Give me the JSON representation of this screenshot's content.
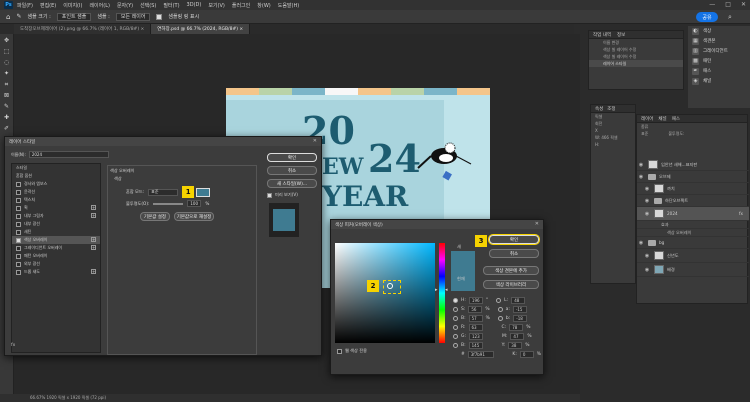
{
  "menu": {
    "logo": "Ps",
    "items": [
      "파일(F)",
      "편집(E)",
      "이미지(I)",
      "레이어(L)",
      "문자(Y)",
      "선택(S)",
      "필터(T)",
      "3D(D)",
      "보기(V)",
      "플러그인",
      "창(W)",
      "도움말(H)"
    ]
  },
  "window": {
    "minimize": "—",
    "maximize": "□",
    "close": "✕"
  },
  "options": {
    "sample_size_label": "샘플 크기 :",
    "sample_size_value": "포인트 샘플",
    "sample_label": "샘플 :",
    "sample_value": "모든 레이어",
    "show_ring": "샘플링 링 표시",
    "share": "공유"
  },
  "tabs": [
    "도착장오브제레이어 (2).png @ 66.7% (레이어 1, RGB/8#) ×",
    "연하장.psd @ 66.7% (2024, RGB/8#) ×"
  ],
  "doc": {
    "year_top": "20",
    "year_bottom": "24",
    "text_new": "EW",
    "text_year": "YEAR"
  },
  "status": "66.67%   1920 픽셀 x 1920 픽셀 (72 ppi)",
  "history": {
    "tab1": "작업 내역",
    "tab2": "정보",
    "rows": [
      "이름 변경",
      "색상 칠 레이어 수정",
      "색상 칠 레이어 수정",
      "레이어 스타일"
    ]
  },
  "colors_panel": {
    "items": [
      "색상",
      "색견본",
      "그레이디언트",
      "패턴",
      "패스",
      "채널"
    ]
  },
  "props": {
    "tab1": "속성",
    "tab2": "조정",
    "rows": [
      "픽셀",
      "회전",
      "X",
      "W: 466 픽셀",
      "H:"
    ]
  },
  "layers": {
    "tabs": [
      "레이어",
      "채널",
      "패스"
    ],
    "kind": "종류",
    "blend": "표준",
    "opacity_label": "불투명도:",
    "rows": [
      {
        "name": "입안년 새해...표지판",
        "type": "layer"
      },
      {
        "name": "오브제",
        "type": "folder"
      },
      {
        "name": "까치",
        "type": "layer"
      },
      {
        "name": "하단오브젝트",
        "type": "folder"
      },
      {
        "name": "2024",
        "type": "layer",
        "sel": true
      },
      {
        "name": "효과",
        "type": "sub"
      },
      {
        "name": "색상 오버레이",
        "type": "sub"
      },
      {
        "name": "bg",
        "type": "folder"
      },
      {
        "name": "신년도",
        "type": "layer"
      },
      {
        "name": "배경",
        "type": "layer"
      }
    ]
  },
  "layer_style": {
    "title": "레이어 스타일",
    "name_label": "이름(N):",
    "name_value": "2024",
    "list": [
      {
        "label": "스타일",
        "cb": null,
        "plus": false
      },
      {
        "label": "혼합 옵션",
        "cb": null,
        "plus": false
      },
      {
        "label": "경사와 엠보스",
        "cb": false,
        "plus": false
      },
      {
        "label": "윤곽선",
        "cb": false,
        "plus": false
      },
      {
        "label": "텍스처",
        "cb": false,
        "plus": false
      },
      {
        "label": "획",
        "cb": false,
        "plus": true
      },
      {
        "label": "내부 그림자",
        "cb": false,
        "plus": true
      },
      {
        "label": "내부 광선",
        "cb": false,
        "plus": false
      },
      {
        "label": "새틴",
        "cb": false,
        "plus": false
      },
      {
        "label": "색상 오버레이",
        "cb": true,
        "plus": true,
        "sel": true
      },
      {
        "label": "그레이디언트 오버레이",
        "cb": false,
        "plus": true
      },
      {
        "label": "패턴 오버레이",
        "cb": false,
        "plus": false
      },
      {
        "label": "외부 광선",
        "cb": false,
        "plus": false
      },
      {
        "label": "드롭 섀도",
        "cb": false,
        "plus": true
      }
    ],
    "section": "색상 오버레이",
    "subsection": "색상",
    "blend_label": "혼합 모드:",
    "blend_value": "표준",
    "opacity_label": "불투명도(O):",
    "opacity_value": "100",
    "pct": "%",
    "default_btn": "기본값 설정",
    "reset_btn": "기본값으로 재설정",
    "ok": "확인",
    "cancel": "취소",
    "new_style": "새 스타일(W)...",
    "preview": "미리 보기(V)",
    "fx": "fx"
  },
  "color_picker": {
    "title": "색상 피커(오버레이 색상)",
    "new_label": "새",
    "current_label": "현재",
    "ok": "확인",
    "cancel": "취소",
    "add_swatch": "색상 견본에 추가",
    "libraries": "색상 라이브러리",
    "web_only": "웹 색상 전용",
    "fields": [
      {
        "l": "H:",
        "v": "196",
        "u": "°",
        "l2": "L:",
        "v2": "48"
      },
      {
        "l": "S:",
        "v": "56",
        "u": "%",
        "l2": "a:",
        "v2": "-15"
      },
      {
        "l": "B:",
        "v": "57",
        "u": "%",
        "l2": "b:",
        "v2": "-18"
      },
      {
        "l": "R:",
        "v": "63",
        "u": "",
        "l2": "C:",
        "v2": "78",
        "u2": "%"
      },
      {
        "l": "G:",
        "v": "123",
        "u": "",
        "l2": "M:",
        "v2": "47",
        "u2": "%"
      },
      {
        "l": "B:",
        "v": "145",
        "u": "",
        "l2": "Y:",
        "v2": "38",
        "u2": "%"
      },
      {
        "l": "#",
        "v": "3f7b91",
        "u": "",
        "l2": "K:",
        "v2": "0",
        "u2": "%"
      }
    ]
  },
  "badges": {
    "b1": "1",
    "b2": "2",
    "b3": "3"
  },
  "accent": "#3f7b91"
}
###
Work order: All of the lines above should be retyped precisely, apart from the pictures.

Solution:
Give me the JSON representation of this screenshot's content.
{
  "menu": {
    "logo": "Ps",
    "items": [
      "파일(F)",
      "편집(E)",
      "이미지(I)",
      "레이어(L)",
      "문자(Y)",
      "선택(S)",
      "필터(T)",
      "3D(D)",
      "보기(V)",
      "플러그인",
      "창(W)",
      "도움말(H)"
    ]
  },
  "window": {
    "minimize": "—",
    "maximize": "□",
    "close": "✕"
  },
  "options": {
    "sample_size_label": "샘플 크기 :",
    "sample_size_value": "포인트 샘플",
    "sample_label": "샘플 :",
    "sample_value": "모든 레이어",
    "show_ring": "샘플링 링 표시",
    "share": "공유"
  },
  "tabs": [
    "도착장오브제레이어 (2).png @ 66.7% (레이어 1, RGB/8#) ×",
    "연하장.psd @ 66.7% (2024, RGB/8#) ×"
  ],
  "doc": {
    "year_top": "20",
    "year_bottom": "24",
    "text_new": "EW",
    "text_year": "YEAR"
  },
  "status": "66.67%   1920 픽셀 x 1920 픽셀 (72 ppi)",
  "history": {
    "tab1": "작업 내역",
    "tab2": "정보",
    "rows": [
      "이름 변경",
      "색상 칠 레이어 수정",
      "색상 칠 레이어 수정",
      "레이어 스타일"
    ]
  },
  "colors_panel": {
    "items": [
      "색상",
      "색견본",
      "그레이디언트",
      "패턴",
      "패스",
      "채널"
    ]
  },
  "props": {
    "tab1": "속성",
    "tab2": "조정",
    "rows": [
      "픽셀",
      "회전",
      "X",
      "W: 466 픽셀",
      "H:"
    ]
  },
  "layers": {
    "tabs": [
      "레이어",
      "채널",
      "패스"
    ],
    "kind": "종류",
    "blend": "표준",
    "opacity_label": "불투명도:",
    "rows": [
      {
        "name": "입안년 새해...표지판",
        "type": "layer"
      },
      {
        "name": "오브제",
        "type": "folder"
      },
      {
        "name": "까치",
        "type": "layer"
      },
      {
        "name": "하단오브젝트",
        "type": "folder"
      },
      {
        "name": "2024",
        "type": "layer",
        "sel": true
      },
      {
        "name": "효과",
        "type": "sub"
      },
      {
        "name": "색상 오버레이",
        "type": "sub"
      },
      {
        "name": "bg",
        "type": "folder"
      },
      {
        "name": "신년도",
        "type": "layer"
      },
      {
        "name": "배경",
        "type": "layer"
      }
    ]
  },
  "layer_style": {
    "title": "레이어 스타일",
    "name_label": "이름(N):",
    "name_value": "2024",
    "list": [
      {
        "label": "스타일",
        "cb": null,
        "plus": false
      },
      {
        "label": "혼합 옵션",
        "cb": null,
        "plus": false
      },
      {
        "label": "경사와 엠보스",
        "cb": false,
        "plus": false
      },
      {
        "label": "윤곽선",
        "cb": false,
        "plus": false
      },
      {
        "label": "텍스처",
        "cb": false,
        "plus": false
      },
      {
        "label": "획",
        "cb": false,
        "plus": true
      },
      {
        "label": "내부 그림자",
        "cb": false,
        "plus": true
      },
      {
        "label": "내부 광선",
        "cb": false,
        "plus": false
      },
      {
        "label": "새틴",
        "cb": false,
        "plus": false
      },
      {
        "label": "색상 오버레이",
        "cb": true,
        "plus": true,
        "sel": true
      },
      {
        "label": "그레이디언트 오버레이",
        "cb": false,
        "plus": true
      },
      {
        "label": "패턴 오버레이",
        "cb": false,
        "plus": false
      },
      {
        "label": "외부 광선",
        "cb": false,
        "plus": false
      },
      {
        "label": "드롭 섀도",
        "cb": false,
        "plus": true
      }
    ],
    "section": "색상 오버레이",
    "subsection": "색상",
    "blend_label": "혼합 모드:",
    "blend_value": "표준",
    "opacity_label": "불투명도(O):",
    "opacity_value": "100",
    "pct": "%",
    "default_btn": "기본값 설정",
    "reset_btn": "기본값으로 재설정",
    "ok": "확인",
    "cancel": "취소",
    "new_style": "새 스타일(W)...",
    "preview": "미리 보기(V)",
    "fx": "fx"
  },
  "color_picker": {
    "title": "색상 피커(오버레이 색상)",
    "new_label": "새",
    "current_label": "현재",
    "ok": "확인",
    "cancel": "취소",
    "add_swatch": "색상 견본에 추가",
    "libraries": "색상 라이브러리",
    "web_only": "웹 색상 전용",
    "fields": [
      {
        "l": "H:",
        "v": "196",
        "u": "°",
        "l2": "L:",
        "v2": "48"
      },
      {
        "l": "S:",
        "v": "56",
        "u": "%",
        "l2": "a:",
        "v2": "-15"
      },
      {
        "l": "B:",
        "v": "57",
        "u": "%",
        "l2": "b:",
        "v2": "-18"
      },
      {
        "l": "R:",
        "v": "63",
        "u": "",
        "l2": "C:",
        "v2": "78",
        "u2": "%"
      },
      {
        "l": "G:",
        "v": "123",
        "u": "",
        "l2": "M:",
        "v2": "47",
        "u2": "%"
      },
      {
        "l": "B:",
        "v": "145",
        "u": "",
        "l2": "Y:",
        "v2": "38",
        "u2": "%"
      },
      {
        "l": "#",
        "v": "3f7b91",
        "u": "",
        "l2": "K:",
        "v2": "0",
        "u2": "%"
      }
    ]
  },
  "badges": {
    "b1": "1",
    "b2": "2",
    "b3": "3"
  },
  "accent": "#3f7b91"
}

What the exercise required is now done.